**Problem**
Using the entries that follow, collect the lines where the word "نیاز" appears.

++++ Task input ++++

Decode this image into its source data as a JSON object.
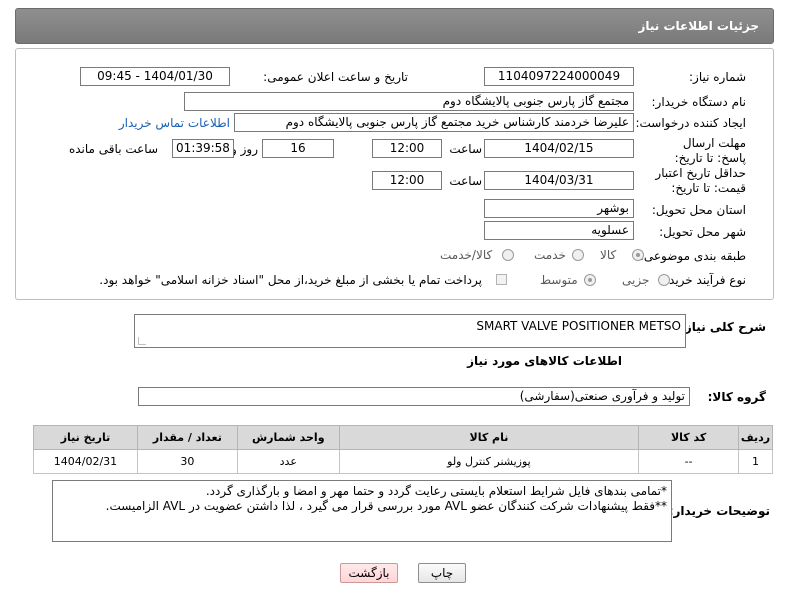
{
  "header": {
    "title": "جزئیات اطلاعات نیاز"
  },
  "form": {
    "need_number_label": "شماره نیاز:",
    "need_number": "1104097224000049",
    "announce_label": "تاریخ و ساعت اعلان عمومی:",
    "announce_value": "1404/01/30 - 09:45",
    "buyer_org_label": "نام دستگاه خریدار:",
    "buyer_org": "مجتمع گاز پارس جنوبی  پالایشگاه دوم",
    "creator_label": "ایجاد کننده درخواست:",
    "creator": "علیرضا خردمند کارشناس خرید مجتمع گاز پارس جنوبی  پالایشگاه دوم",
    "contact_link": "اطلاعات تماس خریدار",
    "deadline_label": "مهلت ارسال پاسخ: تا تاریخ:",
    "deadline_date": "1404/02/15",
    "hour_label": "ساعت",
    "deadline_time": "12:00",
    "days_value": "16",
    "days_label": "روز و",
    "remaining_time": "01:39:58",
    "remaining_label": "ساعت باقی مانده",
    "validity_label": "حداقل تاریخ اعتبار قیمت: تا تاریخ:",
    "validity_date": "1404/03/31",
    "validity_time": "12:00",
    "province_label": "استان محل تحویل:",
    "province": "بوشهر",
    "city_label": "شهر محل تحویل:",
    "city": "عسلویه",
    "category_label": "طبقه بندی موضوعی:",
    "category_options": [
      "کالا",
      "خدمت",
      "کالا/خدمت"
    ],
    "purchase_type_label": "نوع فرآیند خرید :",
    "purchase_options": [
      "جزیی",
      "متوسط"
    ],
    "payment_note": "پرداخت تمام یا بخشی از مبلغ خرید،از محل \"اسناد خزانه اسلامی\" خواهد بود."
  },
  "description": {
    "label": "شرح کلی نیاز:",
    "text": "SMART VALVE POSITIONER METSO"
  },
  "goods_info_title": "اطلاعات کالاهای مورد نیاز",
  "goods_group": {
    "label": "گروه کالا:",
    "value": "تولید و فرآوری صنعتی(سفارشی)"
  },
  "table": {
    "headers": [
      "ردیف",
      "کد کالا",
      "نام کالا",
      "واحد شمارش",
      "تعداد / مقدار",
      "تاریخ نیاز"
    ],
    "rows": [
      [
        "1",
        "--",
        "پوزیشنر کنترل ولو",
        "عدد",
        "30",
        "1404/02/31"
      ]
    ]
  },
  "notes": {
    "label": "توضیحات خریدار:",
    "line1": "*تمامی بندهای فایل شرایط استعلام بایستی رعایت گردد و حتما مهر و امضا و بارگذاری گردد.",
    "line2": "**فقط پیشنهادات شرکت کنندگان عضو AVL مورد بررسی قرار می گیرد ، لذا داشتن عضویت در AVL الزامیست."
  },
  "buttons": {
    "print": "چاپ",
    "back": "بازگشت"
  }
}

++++

**Expected answer**
    "title": "جزئیات اطلاعات نیاز"
    "need_number_label": "شماره نیاز:",
    "label": "شرح کلی نیاز:",
  "goods_info_title": "اطلاعات کالاهای مورد نیاز",
      "تاریخ نیاز"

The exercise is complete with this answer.